#7 - Battle: Los Angeles (2011)

This could quite possibly be a case of it being fresh in my mind and that's why it made my list, but I'll have to disagree. Aaron Eckhart, to me, is starting to become a leading male actor in Hollywood. He's not quite there yet, but he's showing some diversity in his films that could help him in the long run. There was good enough action, suspenseful moments, and even a pretty decent dramatic backstory on Eckhart's character and the connection he had with his fellow soldiers is why it jumped on my list.

#6 - The Day The Earth Stool Still (1951)

It may not have been the most ascetically appealing movie due to the time it was made, but the message behind it is very strong and still very relevant today. Due to the nature of the vast majority of the human race, recommending seeing this film might be met with a side eye due to it's subject matter. We don't even like when someone else calls us out, what we look like listening to an alien telling us about ourselves? But still I think it's worth taking a serious look at regardless. We all need a reality check every so often. And for the love of God PLEASE don't watch that horrible remake starring Keanu Reeves as the alien for a modern feel.

#5 - Men In Black (1997)

Man listen. I loved this movie so much as a kid, I got the DVD when it first came out AND the soundtrack. Danny Elfman composed films are the win. Oh yea, and that "Men In Black" song by Will Smith was pretty dope too. Don't front. You still know the dance. But back to the movie. It had comedy. Action. Suspense. Comedy. Comedy. And action. Even a bit of drama. And of course this memorable scene that cracks me up every time.

#4 - Predator (1987)

This alien is quite possibly THEE baddest villain in movie history when it comes down to it. If not the baddest, he's most certainly up there. A one-alien wrecking crew in this film with high-tech weapons and smarts going far beyond what you'd expect. A perfect soldier. I mean, he took out a squad of trained commandos in a Central American jungle. Mind you, this isn't even his habitat. Dude straight came in our backyard and could have possibly taken over by his damn self if it wasn't for AH-nuld saving the day.

#3 - War Of The Worlds (1953)

I love old school movies. There wasn't a sci-fi movie like War Of The Worlds back in the 50s that went as far as it did with content, dialogue and effects. I still don't know how they were able to pull some of that stuff off. Now that I think about it, I wonder if there is a behind the scenes version of this movie because I'd love to find out.

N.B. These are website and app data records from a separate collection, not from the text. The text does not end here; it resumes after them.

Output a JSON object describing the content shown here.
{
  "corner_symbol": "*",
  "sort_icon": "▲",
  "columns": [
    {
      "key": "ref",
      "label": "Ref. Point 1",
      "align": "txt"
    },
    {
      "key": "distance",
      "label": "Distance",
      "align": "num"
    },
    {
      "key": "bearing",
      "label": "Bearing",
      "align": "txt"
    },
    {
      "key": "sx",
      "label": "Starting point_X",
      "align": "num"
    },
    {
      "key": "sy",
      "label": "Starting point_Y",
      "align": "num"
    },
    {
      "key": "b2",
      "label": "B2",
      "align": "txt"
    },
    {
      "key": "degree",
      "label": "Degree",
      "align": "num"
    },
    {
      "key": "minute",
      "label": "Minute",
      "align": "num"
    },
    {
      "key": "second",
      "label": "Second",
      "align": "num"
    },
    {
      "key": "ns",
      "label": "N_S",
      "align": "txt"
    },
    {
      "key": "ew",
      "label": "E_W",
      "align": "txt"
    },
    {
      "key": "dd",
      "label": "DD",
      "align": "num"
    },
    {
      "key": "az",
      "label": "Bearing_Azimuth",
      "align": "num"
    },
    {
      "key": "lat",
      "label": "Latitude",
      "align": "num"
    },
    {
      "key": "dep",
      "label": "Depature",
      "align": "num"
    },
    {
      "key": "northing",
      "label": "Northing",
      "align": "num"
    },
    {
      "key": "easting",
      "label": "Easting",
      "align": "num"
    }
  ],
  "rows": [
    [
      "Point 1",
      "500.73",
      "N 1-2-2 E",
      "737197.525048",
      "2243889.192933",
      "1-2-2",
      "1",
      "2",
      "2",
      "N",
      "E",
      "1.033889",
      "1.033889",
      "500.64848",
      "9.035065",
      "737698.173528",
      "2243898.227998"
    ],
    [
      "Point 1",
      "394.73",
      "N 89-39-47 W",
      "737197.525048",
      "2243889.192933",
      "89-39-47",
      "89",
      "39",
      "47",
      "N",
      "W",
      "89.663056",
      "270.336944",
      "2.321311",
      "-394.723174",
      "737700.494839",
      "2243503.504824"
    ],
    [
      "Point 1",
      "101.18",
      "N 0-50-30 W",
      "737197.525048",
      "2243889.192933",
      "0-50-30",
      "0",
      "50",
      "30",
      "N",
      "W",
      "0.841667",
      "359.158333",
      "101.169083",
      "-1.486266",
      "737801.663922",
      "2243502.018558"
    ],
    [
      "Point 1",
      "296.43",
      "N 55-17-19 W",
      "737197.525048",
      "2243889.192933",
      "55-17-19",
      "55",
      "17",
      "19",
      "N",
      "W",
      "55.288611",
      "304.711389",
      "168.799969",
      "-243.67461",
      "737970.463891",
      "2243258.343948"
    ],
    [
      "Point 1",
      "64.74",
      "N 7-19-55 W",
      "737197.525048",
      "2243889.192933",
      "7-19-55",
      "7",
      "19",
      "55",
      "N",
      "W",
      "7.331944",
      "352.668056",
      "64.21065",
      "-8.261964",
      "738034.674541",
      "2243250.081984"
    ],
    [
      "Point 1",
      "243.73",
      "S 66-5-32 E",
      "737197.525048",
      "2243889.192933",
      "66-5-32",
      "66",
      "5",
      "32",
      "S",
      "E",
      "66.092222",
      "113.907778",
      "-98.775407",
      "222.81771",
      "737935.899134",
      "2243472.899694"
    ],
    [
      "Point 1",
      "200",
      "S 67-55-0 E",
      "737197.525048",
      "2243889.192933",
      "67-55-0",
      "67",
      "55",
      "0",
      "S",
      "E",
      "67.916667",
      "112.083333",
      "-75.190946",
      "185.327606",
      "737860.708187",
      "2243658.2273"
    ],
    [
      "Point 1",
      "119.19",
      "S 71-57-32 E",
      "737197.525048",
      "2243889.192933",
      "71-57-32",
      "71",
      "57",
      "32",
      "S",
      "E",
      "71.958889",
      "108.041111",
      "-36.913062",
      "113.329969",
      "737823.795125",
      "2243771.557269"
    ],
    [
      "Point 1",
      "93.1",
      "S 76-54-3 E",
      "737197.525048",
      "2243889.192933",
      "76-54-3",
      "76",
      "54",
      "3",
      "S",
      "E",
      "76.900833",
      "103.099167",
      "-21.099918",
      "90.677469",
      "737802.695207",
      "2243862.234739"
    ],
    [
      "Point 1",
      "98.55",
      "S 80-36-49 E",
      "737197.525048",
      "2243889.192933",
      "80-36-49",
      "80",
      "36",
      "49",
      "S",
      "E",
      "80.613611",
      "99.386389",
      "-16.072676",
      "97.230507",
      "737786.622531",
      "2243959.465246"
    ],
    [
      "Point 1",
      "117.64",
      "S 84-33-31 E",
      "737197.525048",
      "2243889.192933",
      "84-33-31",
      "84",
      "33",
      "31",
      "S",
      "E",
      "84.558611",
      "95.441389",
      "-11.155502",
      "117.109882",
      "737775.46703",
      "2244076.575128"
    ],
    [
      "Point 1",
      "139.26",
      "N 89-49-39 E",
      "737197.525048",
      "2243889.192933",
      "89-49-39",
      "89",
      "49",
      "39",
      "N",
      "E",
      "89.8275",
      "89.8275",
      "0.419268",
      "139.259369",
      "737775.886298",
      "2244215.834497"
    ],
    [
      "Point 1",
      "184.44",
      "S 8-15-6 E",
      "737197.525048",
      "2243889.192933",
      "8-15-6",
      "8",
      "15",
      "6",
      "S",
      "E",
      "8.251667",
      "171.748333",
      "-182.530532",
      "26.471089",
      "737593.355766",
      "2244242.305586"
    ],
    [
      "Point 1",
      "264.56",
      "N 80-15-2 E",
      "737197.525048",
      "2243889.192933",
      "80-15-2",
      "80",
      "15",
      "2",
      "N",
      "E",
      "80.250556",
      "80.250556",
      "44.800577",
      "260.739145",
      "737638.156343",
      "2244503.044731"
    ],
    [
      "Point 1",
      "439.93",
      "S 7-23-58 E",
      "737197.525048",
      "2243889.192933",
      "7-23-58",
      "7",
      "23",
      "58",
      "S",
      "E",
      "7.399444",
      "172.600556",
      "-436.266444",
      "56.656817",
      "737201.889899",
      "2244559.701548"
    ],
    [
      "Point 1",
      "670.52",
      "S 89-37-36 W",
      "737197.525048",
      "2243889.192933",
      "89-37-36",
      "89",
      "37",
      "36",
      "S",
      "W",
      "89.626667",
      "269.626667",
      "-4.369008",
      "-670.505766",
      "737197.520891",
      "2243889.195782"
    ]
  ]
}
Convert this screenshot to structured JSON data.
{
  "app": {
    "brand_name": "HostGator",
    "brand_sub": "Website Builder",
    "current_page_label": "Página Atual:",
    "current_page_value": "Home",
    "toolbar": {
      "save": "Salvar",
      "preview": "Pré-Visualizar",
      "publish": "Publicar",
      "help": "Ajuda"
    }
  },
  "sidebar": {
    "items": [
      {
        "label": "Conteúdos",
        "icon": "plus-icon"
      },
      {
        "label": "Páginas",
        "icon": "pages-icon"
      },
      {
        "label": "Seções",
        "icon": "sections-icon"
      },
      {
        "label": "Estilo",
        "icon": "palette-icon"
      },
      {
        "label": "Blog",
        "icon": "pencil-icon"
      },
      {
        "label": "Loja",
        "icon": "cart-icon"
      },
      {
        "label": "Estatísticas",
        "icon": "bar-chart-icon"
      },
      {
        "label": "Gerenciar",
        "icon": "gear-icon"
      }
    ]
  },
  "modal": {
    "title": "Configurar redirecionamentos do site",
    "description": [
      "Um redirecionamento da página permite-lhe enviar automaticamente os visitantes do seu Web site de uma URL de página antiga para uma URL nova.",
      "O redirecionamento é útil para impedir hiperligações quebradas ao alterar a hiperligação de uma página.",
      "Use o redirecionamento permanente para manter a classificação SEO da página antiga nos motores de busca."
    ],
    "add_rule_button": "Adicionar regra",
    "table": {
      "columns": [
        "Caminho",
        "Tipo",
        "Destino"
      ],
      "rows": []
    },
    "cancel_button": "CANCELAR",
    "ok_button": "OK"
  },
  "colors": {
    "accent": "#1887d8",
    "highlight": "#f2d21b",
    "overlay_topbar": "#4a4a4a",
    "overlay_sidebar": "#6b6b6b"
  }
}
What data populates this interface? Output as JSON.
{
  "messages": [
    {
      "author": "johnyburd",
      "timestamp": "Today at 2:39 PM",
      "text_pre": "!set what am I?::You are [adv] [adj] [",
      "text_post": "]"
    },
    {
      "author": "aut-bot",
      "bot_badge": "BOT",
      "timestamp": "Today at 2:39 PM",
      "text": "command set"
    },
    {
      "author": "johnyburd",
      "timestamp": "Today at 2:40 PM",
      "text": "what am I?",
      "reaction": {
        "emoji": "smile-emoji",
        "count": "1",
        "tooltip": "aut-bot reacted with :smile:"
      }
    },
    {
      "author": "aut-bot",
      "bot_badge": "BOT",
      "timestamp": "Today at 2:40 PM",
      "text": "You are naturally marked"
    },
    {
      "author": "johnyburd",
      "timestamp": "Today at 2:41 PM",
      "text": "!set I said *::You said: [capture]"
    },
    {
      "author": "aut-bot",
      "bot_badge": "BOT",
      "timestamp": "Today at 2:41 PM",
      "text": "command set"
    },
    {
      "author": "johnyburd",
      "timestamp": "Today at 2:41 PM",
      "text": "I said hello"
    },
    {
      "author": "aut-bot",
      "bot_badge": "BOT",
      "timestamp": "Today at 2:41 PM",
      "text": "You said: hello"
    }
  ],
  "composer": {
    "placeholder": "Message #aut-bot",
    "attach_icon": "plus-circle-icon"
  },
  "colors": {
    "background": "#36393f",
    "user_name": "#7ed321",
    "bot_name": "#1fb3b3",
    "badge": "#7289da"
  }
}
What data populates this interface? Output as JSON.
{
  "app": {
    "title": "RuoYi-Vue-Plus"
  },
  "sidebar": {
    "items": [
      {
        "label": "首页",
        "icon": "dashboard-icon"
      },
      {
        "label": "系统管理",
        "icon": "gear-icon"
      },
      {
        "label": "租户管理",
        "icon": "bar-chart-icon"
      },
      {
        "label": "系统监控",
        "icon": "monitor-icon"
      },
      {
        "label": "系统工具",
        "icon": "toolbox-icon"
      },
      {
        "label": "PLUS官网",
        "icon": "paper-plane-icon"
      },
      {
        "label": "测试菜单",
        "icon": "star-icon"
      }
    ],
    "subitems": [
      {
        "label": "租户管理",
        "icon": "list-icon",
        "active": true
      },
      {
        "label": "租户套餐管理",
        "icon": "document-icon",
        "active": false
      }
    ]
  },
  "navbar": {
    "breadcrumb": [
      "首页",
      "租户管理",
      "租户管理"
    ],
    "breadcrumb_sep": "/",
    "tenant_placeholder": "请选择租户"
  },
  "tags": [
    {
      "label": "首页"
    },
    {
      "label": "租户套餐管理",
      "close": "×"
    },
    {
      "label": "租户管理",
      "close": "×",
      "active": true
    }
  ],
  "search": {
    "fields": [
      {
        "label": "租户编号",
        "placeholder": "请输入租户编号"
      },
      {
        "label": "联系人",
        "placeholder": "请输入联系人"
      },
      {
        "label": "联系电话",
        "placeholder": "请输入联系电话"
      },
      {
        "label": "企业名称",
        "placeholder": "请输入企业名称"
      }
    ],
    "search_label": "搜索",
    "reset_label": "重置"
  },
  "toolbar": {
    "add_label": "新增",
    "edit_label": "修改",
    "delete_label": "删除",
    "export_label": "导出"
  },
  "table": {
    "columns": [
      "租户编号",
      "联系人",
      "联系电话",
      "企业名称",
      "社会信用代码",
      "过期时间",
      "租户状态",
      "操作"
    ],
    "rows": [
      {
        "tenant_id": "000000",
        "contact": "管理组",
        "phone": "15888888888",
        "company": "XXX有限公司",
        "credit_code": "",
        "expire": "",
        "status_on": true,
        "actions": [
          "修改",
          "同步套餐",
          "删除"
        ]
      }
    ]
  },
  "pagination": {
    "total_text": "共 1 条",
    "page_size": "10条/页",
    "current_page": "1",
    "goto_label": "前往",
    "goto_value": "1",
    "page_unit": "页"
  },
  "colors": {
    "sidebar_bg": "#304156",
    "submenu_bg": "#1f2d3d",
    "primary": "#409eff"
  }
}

Even though it was an adaptation of the H.G. Wells story for radio, the visual format was as original as can be and made the movie very real for me with the resources it had back then.

#2 - Avatar (2009)

Before this tries to get refuted: Yes, this is an alien invasion movie. The planet Pandora was "invaded" by humans to make an attempt to take it over for its resources. That's an invasion. To them, we are aliens. And it belongs on the list. Anywho. This movie was simply...beautiful. If I could, I'd live in an environment as gorgeous as Pandora anyday. Even though the story was pretty much Ferngully Part Deux, it doesn't take away from how captivating it was because the story is very real. It brought on a positive message that I hope someday us humans will take more serious before it's too late. No, I'm not a "tree hugger" but I would like my grandchildren to live in an environment without having to wear a gas mask outside.

#1 - Independence Day (1996)

On the low, this might be one of my favorite movies of all-time. This is around the time I started falling in love with the art of film. I remember going to the movies with my family and seeing this and leaving the theater excited. I was cheesing ear to ear and acting out the scenes and quoting lines with my brother on the way home and weeks after. It was such an awesome movie, the older I got the more I appreciate this film for what it was. It went from being a fun summer blockbuster to a lesson on humility, togetherness, and fighting when your back is against the wall. I mean shit, it's timeless. And between us, that last scene when Randy Quaid sacrificed himself to save everyone from that attack STILL gets me if I'm sitting alone in the dark and no one his home. But no tears, I just get a little choked up. Don't judge me.